::: AVAILABLE RECORDS
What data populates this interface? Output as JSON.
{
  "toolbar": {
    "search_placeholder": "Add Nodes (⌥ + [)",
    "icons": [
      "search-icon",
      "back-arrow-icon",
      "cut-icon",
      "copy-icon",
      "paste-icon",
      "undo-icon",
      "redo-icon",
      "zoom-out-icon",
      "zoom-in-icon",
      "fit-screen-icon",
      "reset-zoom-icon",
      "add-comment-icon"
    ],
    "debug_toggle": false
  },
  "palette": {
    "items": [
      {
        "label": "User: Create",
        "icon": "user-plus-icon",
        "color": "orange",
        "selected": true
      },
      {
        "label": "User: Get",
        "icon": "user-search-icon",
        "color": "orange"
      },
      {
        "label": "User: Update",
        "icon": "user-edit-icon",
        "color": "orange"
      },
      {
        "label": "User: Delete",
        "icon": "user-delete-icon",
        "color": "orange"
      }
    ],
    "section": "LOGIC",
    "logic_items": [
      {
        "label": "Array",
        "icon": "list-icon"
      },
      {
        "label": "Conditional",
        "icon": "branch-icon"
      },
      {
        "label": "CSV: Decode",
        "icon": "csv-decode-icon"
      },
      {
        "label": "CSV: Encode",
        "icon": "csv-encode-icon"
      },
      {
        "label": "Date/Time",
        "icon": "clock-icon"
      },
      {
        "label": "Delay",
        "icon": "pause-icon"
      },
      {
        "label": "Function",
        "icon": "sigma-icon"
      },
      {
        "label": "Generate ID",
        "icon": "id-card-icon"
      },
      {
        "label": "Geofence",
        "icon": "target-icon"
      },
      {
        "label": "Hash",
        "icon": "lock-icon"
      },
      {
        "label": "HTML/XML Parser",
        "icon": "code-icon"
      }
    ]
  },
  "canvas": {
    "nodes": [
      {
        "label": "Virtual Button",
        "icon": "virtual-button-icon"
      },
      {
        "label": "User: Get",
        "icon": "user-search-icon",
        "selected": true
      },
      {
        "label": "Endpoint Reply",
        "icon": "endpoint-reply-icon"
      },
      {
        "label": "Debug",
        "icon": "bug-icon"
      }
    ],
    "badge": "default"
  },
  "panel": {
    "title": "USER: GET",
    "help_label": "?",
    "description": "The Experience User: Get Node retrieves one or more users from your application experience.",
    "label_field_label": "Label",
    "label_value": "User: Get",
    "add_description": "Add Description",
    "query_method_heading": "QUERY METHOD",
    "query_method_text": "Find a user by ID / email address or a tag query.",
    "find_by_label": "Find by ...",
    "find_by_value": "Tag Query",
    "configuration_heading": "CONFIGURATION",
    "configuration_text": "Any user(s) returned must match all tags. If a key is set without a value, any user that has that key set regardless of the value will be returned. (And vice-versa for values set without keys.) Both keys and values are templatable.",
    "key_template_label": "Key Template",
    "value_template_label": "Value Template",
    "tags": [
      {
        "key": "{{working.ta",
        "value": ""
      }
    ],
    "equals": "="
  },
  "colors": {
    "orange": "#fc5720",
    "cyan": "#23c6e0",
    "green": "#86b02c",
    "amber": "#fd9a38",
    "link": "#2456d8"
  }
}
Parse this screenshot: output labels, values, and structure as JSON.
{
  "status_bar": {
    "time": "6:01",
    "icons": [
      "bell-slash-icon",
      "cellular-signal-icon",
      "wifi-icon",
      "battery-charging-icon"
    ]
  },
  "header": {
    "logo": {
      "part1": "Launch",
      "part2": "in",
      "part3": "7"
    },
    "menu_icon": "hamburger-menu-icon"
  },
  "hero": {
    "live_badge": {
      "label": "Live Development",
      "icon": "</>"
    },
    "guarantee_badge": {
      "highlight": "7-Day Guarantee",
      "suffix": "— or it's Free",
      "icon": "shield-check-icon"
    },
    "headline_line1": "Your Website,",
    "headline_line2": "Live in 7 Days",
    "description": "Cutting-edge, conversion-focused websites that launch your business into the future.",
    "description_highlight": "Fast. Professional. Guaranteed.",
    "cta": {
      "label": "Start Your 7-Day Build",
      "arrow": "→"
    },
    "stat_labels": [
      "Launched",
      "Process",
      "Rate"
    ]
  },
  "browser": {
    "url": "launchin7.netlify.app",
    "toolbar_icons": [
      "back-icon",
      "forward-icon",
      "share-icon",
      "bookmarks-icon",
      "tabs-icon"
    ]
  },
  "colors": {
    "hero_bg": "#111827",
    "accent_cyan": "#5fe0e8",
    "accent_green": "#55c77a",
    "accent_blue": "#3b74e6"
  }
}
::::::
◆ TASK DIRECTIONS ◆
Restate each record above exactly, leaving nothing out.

◆ WRITTEN SOLUTION ◆
What data populates this interface? Output as JSON.
{
  "toolbar": {
    "search_placeholder": "Add Nodes (⌥ + [)",
    "icons": [
      "search-icon",
      "back-arrow-icon",
      "cut-icon",
      "copy-icon",
      "paste-icon",
      "undo-icon",
      "redo-icon",
      "zoom-out-icon",
      "zoom-in-icon",
      "fit-screen-icon",
      "reset-zoom-icon",
      "add-comment-icon"
    ],
    "debug_toggle": false
  },
  "palette": {
    "items": [
      {
        "label": "User: Create",
        "icon": "user-plus-icon",
        "color": "orange",
        "selected": true
      },
      {
        "label": "User: Get",
        "icon": "user-search-icon",
        "color": "orange"
      },
      {
        "label": "User: Update",
        "icon": "user-edit-icon",
        "color": "orange"
      },
      {
        "label": "User: Delete",
        "icon": "user-delete-icon",
        "color": "orange"
      }
    ],
    "section": "LOGIC",
    "logic_items": [
      {
        "label": "Array",
        "icon": "list-icon"
      },
      {
        "label": "Conditional",
        "icon": "branch-icon"
      },
      {
        "label": "CSV: Decode",
        "icon": "csv-decode-icon"
      },
      {
        "label": "CSV: Encode",
        "icon": "csv-encode-icon"
      },
      {
        "label": "Date/Time",
        "icon": "clock-icon"
      },
      {
        "label": "Delay",
        "icon": "pause-icon"
      },
      {
        "label": "Function",
        "icon": "sigma-icon"
      },
      {
        "label": "Generate ID",
        "icon": "id-card-icon"
      },
      {
        "label": "Geofence",
        "icon": "target-icon"
      },
      {
        "label": "Hash",
        "icon": "lock-icon"
      },
      {
        "label": "HTML/XML Parser",
        "icon": "code-icon"
      }
    ]
  },
  "canvas": {
    "nodes": [
      {
        "label": "Virtual Button",
        "icon": "virtual-button-icon"
      },
      {
        "label": "User: Get",
        "icon": "user-search-icon",
        "selected": true
      },
      {
        "label": "Endpoint Reply",
        "icon": "endpoint-reply-icon"
      },
      {
        "label": "Debug",
        "icon": "bug-icon"
      }
    ],
    "badge": "default"
  },
  "panel": {
    "title": "USER: GET",
    "help_label": "?",
    "description": "The Experience User: Get Node retrieves one or more users from your application experience.",
    "label_field_label": "Label",
    "label_value": "User: Get",
    "add_description": "Add Description",
    "query_method_heading": "QUERY METHOD",
    "query_method_text": "Find a user by ID / email address or a tag query.",
    "find_by_label": "Find by ...",
    "find_by_value": "Tag Query",
    "configuration_heading": "CONFIGURATION",
    "configuration_text": "Any user(s) returned must match all tags. If a key is set without a value, any user that has that key set regardless of the value will be returned. (And vice-versa for values set without keys.) Both keys and values are templatable.",
    "key_template_label": "Key Template",
    "value_template_label": "Value Template",
    "tags": [
      {
        "key": "{{working.ta",
        "value": ""
      }
    ],
    "equals": "="
  },
  "colors": {
    "orange": "#fc5720",
    "cyan": "#23c6e0",
    "green": "#86b02c",
    "amber": "#fd9a38",
    "link": "#2456d8"
  }
}
Parse this screenshot: output labels, values, and structure as JSON.
{
  "status_bar": {
    "time": "6:01",
    "icons": [
      "bell-slash-icon",
      "cellular-signal-icon",
      "wifi-icon",
      "battery-charging-icon"
    ]
  },
  "header": {
    "logo": {
      "part1": "Launch",
      "part2": "in",
      "part3": "7"
    },
    "menu_icon": "hamburger-menu-icon"
  },
  "hero": {
    "live_badge": {
      "label": "Live Development",
      "icon": "</>"
    },
    "guarantee_badge": {
      "highlight": "7-Day Guarantee",
      "suffix": "— or it's Free",
      "icon": "shield-check-icon"
    },
    "headline_line1": "Your Website,",
    "headline_line2": "Live in 7 Days",
    "description": "Cutting-edge, conversion-focused websites that launch your business into the future.",
    "description_highlight": "Fast. Professional. Guaranteed.",
    "cta": {
      "label": "Start Your 7-Day Build",
      "arrow": "→"
    },
    "stat_labels": [
      "Launched",
      "Process",
      "Rate"
    ]
  },
  "browser": {
    "url": "launchin7.netlify.app",
    "toolbar_icons": [
      "back-icon",
      "forward-icon",
      "share-icon",
      "bookmarks-icon",
      "tabs-icon"
    ]
  },
  "colors": {
    "hero_bg": "#111827",
    "accent_cyan": "#5fe0e8",
    "accent_green": "#55c77a",
    "accent_blue": "#3b74e6"
  }
}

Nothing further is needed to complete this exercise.